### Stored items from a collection

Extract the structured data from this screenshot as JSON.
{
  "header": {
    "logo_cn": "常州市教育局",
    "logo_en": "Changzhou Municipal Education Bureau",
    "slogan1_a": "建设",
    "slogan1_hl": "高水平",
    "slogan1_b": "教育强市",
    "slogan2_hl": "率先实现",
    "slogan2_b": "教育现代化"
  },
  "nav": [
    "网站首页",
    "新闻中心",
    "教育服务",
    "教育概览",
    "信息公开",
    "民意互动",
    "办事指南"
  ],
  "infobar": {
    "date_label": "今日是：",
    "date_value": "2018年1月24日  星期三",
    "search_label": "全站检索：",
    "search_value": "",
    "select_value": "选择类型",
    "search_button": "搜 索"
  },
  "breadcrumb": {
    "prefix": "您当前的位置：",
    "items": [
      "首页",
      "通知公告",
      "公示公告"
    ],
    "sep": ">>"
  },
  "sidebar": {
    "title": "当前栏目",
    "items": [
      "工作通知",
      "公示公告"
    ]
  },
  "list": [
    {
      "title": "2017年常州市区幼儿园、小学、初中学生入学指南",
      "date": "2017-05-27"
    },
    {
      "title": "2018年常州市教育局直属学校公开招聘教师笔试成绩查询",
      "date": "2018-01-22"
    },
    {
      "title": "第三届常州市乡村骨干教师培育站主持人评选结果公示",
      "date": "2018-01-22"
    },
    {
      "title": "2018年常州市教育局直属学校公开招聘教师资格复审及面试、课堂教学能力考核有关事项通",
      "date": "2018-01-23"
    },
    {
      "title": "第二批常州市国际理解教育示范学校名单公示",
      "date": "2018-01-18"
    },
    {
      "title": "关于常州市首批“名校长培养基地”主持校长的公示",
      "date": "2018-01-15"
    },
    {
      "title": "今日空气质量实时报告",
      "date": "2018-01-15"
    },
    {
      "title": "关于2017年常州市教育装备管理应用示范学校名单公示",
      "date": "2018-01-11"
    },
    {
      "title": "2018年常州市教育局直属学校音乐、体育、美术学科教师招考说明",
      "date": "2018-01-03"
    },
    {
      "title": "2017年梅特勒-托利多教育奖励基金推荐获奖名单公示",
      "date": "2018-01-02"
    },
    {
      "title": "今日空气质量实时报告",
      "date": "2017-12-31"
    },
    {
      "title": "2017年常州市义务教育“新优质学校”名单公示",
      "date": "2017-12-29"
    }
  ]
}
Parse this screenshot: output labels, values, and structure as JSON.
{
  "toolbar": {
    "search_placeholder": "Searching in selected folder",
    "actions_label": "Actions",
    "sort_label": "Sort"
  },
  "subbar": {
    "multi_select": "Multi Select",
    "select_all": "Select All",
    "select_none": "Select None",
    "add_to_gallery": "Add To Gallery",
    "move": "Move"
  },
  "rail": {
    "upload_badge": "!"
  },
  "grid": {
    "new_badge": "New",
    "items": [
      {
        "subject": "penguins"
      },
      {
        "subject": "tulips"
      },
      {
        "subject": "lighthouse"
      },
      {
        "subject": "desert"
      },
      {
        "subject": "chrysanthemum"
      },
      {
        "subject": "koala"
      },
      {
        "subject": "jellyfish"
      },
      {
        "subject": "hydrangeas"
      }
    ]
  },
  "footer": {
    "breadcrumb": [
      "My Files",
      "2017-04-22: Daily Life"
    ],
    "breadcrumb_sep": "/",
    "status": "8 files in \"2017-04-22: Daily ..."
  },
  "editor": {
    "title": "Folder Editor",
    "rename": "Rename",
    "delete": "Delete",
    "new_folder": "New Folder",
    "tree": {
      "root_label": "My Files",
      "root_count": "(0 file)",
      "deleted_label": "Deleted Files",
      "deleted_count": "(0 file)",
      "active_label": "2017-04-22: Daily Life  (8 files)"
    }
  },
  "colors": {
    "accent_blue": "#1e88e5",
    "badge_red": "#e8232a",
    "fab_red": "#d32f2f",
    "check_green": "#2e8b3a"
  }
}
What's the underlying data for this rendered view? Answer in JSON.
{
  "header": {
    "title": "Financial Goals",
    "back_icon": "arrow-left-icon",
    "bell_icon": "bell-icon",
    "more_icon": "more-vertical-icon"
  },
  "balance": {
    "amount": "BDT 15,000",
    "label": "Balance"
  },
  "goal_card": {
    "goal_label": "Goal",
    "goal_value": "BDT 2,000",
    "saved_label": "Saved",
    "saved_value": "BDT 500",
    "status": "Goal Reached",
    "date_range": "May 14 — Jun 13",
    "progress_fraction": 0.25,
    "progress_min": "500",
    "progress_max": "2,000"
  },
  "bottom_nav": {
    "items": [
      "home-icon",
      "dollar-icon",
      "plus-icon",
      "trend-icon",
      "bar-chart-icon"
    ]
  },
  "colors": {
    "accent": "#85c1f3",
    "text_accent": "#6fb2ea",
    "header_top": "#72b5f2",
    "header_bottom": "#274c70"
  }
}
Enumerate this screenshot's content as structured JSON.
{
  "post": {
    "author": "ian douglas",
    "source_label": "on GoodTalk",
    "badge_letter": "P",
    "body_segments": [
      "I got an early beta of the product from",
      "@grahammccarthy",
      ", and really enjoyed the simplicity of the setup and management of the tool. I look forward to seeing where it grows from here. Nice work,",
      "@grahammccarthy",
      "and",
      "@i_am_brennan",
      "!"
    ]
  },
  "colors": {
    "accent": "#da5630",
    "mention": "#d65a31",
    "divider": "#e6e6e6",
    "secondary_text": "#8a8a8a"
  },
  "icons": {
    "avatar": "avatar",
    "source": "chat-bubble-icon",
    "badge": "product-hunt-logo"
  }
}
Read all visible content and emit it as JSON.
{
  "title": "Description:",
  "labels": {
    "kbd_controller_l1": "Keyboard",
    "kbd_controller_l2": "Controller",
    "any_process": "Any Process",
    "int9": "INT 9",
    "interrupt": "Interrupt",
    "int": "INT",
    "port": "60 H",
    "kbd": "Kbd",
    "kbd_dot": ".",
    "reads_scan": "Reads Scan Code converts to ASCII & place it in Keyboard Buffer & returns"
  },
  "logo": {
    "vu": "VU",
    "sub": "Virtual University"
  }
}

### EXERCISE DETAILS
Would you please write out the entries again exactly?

### EXERCISE OUTPUT
Extract the structured data from this screenshot as JSON.
{
  "header": {
    "logo_cn": "常州市教育局",
    "logo_en": "Changzhou Municipal Education Bureau",
    "slogan1_a": "建设",
    "slogan1_hl": "高水平",
    "slogan1_b": "教育强市",
    "slogan2_hl": "率先实现",
    "slogan2_b": "教育现代化"
  },
  "nav": [
    "网站首页",
    "新闻中心",
    "教育服务",
    "教育概览",
    "信息公开",
    "民意互动",
    "办事指南"
  ],
  "infobar": {
    "date_label": "今日是：",
    "date_value": "2018年1月24日  星期三",
    "search_label": "全站检索：",
    "search_value": "",
    "select_value": "选择类型",
    "search_button": "搜 索"
  },
  "breadcrumb": {
    "prefix": "您当前的位置：",
    "items": [
      "首页",
      "通知公告",
      "公示公告"
    ],
    "sep": ">>"
  },
  "sidebar": {
    "title": "当前栏目",
    "items": [
      "工作通知",
      "公示公告"
    ]
  },
  "list": [
    {
      "title": "2017年常州市区幼儿园、小学、初中学生入学指南",
      "date": "2017-05-27"
    },
    {
      "title": "2018年常州市教育局直属学校公开招聘教师笔试成绩查询",
      "date": "2018-01-22"
    },
    {
      "title": "第三届常州市乡村骨干教师培育站主持人评选结果公示",
      "date": "2018-01-22"
    },
    {
      "title": "2018年常州市教育局直属学校公开招聘教师资格复审及面试、课堂教学能力考核有关事项通",
      "date": "2018-01-23"
    },
    {
      "title": "第二批常州市国际理解教育示范学校名单公示",
      "date": "2018-01-18"
    },
    {
      "title": "关于常州市首批“名校长培养基地”主持校长的公示",
      "date": "2018-01-15"
    },
    {
      "title": "今日空气质量实时报告",
      "date": "2018-01-15"
    },
    {
      "title": "关于2017年常州市教育装备管理应用示范学校名单公示",
      "date": "2018-01-11"
    },
    {
      "title": "2018年常州市教育局直属学校音乐、体育、美术学科教师招考说明",
      "date": "2018-01-03"
    },
    {
      "title": "2017年梅特勒-托利多教育奖励基金推荐获奖名单公示",
      "date": "2018-01-02"
    },
    {
      "title": "今日空气质量实时报告",
      "date": "2017-12-31"
    },
    {
      "title": "2017年常州市义务教育“新优质学校”名单公示",
      "date": "2017-12-29"
    }
  ]
}
Parse this screenshot: output labels, values, and structure as JSON.
{
  "toolbar": {
    "search_placeholder": "Searching in selected folder",
    "actions_label": "Actions",
    "sort_label": "Sort"
  },
  "subbar": {
    "multi_select": "Multi Select",
    "select_all": "Select All",
    "select_none": "Select None",
    "add_to_gallery": "Add To Gallery",
    "move": "Move"
  },
  "rail": {
    "upload_badge": "!"
  },
  "grid": {
    "new_badge": "New",
    "items": [
      {
        "subject": "penguins"
      },
      {
        "subject": "tulips"
      },
      {
        "subject": "lighthouse"
      },
      {
        "subject": "desert"
      },
      {
        "subject": "chrysanthemum"
      },
      {
        "subject": "koala"
      },
      {
        "subject": "jellyfish"
      },
      {
        "subject": "hydrangeas"
      }
    ]
  },
  "footer": {
    "breadcrumb": [
      "My Files",
      "2017-04-22: Daily Life"
    ],
    "breadcrumb_sep": "/",
    "status": "8 files in \"2017-04-22: Daily ..."
  },
  "editor": {
    "title": "Folder Editor",
    "rename": "Rename",
    "delete": "Delete",
    "new_folder": "New Folder",
    "tree": {
      "root_label": "My Files",
      "root_count": "(0 file)",
      "deleted_label": "Deleted Files",
      "deleted_count": "(0 file)",
      "active_label": "2017-04-22: Daily Life  (8 files)"
    }
  },
  "colors": {
    "accent_blue": "#1e88e5",
    "badge_red": "#e8232a",
    "fab_red": "#d32f2f",
    "check_green": "#2e8b3a"
  }
}
What's the underlying data for this rendered view? Answer in JSON.
{
  "header": {
    "title": "Financial Goals",
    "back_icon": "arrow-left-icon",
    "bell_icon": "bell-icon",
    "more_icon": "more-vertical-icon"
  },
  "balance": {
    "amount": "BDT 15,000",
    "label": "Balance"
  },
  "goal_card": {
    "goal_label": "Goal",
    "goal_value": "BDT 2,000",
    "saved_label": "Saved",
    "saved_value": "BDT 500",
    "status": "Goal Reached",
    "date_range": "May 14 — Jun 13",
    "progress_fraction": 0.25,
    "progress_min": "500",
    "progress_max": "2,000"
  },
  "bottom_nav": {
    "items": [
      "home-icon",
      "dollar-icon",
      "plus-icon",
      "trend-icon",
      "bar-chart-icon"
    ]
  },
  "colors": {
    "accent": "#85c1f3",
    "text_accent": "#6fb2ea",
    "header_top": "#72b5f2",
    "header_bottom": "#274c70"
  }
}
Enumerate this screenshot's content as structured JSON.
{
  "post": {
    "author": "ian douglas",
    "source_label": "on GoodTalk",
    "badge_letter": "P",
    "body_segments": [
      "I got an early beta of the product from",
      "@grahammccarthy",
      ", and really enjoyed the simplicity of the setup and management of the tool. I look forward to seeing where it grows from here. Nice work,",
      "@grahammccarthy",
      "and",
      "@i_am_brennan",
      "!"
    ]
  },
  "colors": {
    "accent": "#da5630",
    "mention": "#d65a31",
    "divider": "#e6e6e6",
    "secondary_text": "#8a8a8a"
  },
  "icons": {
    "avatar": "avatar",
    "source": "chat-bubble-icon",
    "badge": "product-hunt-logo"
  }
}
Read all visible content and emit it as JSON.
{
  "title": "Description:",
  "labels": {
    "kbd_controller_l1": "Keyboard",
    "kbd_controller_l2": "Controller",
    "any_process": "Any Process",
    "int9": "INT 9",
    "interrupt": "Interrupt",
    "int": "INT",
    "port": "60 H",
    "kbd": "Kbd",
    "kbd_dot": ".",
    "reads_scan": "Reads Scan Code converts to ASCII & place it in Keyboard Buffer & returns"
  },
  "logo": {
    "vu": "VU",
    "sub": "Virtual University"
  }
}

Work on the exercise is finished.